A friend of Tom’s by the name of Bob Uber knew of a truck near his home in Fillmore, California, and convinced Tom to take a look at it. It didn’t take much for Tom to agree to the project because the price was right and the project looked like it needed way too much work.

I’ve had the opportunity to work with Tom on several projects, mostly mine, over at Deuces Wild Hotrods & Customs, also in Fillmore. Tom is a retired truck driver and would stop by the shop to lend a hand to whoever needed it. It was always nice to see Tom around the shop because of his wise comments and willingness to help out with anything. Tom would never brag or boast about his accomplishments and that included the building of his truck.

One day he stopped by the shop as I was working and all I could hear was the roaring of a built 302 with 3-inch exhaust. I had to stop what I was doing and walk outside to see what was making that sweet gearhead sound. Surprised, it was good ol’ Tom in his work clothes ready to get dirty.

So when faced with a project that was full of rust and dents Tom jumped in and tackled the hard parts first. The driprail on the roof line had 3 inches of rust and Tom jokingly said, “It dripped alright.” The bed floor was gone, there was broken glass, and the passenger door was caved in. Tom’s attitude to try and fail, but never fail to try has really taken him far with the build process. Tom said to himself, and everyone in earshot, “It’s time for me to learn to do some bodywork.” Just when he thought the truck was getting closer to being finished, Tom and Bob pulled the bed off the truck and discovered more rust. Bob suggested that he put a CPP disc brake kit on it and clean the frame up a little.

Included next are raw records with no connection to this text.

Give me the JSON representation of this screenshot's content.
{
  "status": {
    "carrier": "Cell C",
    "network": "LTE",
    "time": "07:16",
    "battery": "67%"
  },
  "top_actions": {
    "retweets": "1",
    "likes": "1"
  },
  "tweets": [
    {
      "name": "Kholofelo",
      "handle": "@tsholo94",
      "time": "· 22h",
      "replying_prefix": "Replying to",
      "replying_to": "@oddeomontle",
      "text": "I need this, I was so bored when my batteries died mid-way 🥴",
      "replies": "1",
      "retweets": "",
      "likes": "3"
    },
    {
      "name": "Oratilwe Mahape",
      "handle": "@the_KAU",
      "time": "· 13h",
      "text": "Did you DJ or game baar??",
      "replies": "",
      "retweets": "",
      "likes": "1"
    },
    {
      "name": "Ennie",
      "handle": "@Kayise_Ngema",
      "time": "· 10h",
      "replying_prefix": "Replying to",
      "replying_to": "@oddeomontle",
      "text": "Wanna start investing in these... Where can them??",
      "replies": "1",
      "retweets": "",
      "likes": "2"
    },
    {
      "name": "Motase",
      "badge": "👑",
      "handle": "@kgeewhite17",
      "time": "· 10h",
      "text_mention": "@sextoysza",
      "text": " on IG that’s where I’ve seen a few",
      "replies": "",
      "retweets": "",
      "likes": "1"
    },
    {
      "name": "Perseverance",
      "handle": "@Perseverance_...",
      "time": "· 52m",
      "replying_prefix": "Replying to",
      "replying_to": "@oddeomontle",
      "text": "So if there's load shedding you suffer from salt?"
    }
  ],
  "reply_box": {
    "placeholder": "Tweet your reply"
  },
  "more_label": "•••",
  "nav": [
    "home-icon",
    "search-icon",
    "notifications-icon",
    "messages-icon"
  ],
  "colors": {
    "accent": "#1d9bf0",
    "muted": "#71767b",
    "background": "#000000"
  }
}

Cleaning up the frame a little lead to tearing the cab off, completely sanding it to bare metal and painting it gloss black. Tom said he thought the hard part was all over, but little did he know that to get the body perfect he would spend a year and a half learning to fix his mistakes. “Dent pulling, primer, sanding, guide coat, sanding, sanding, sanding, and then do it all over,” Tom said. Now that everything was as close to perfect as Tom could get it, he took the truck all apart and sent it over to the painter. Tom said his favorite part about the truck is how everyone comments on how perfect the paint and panels are.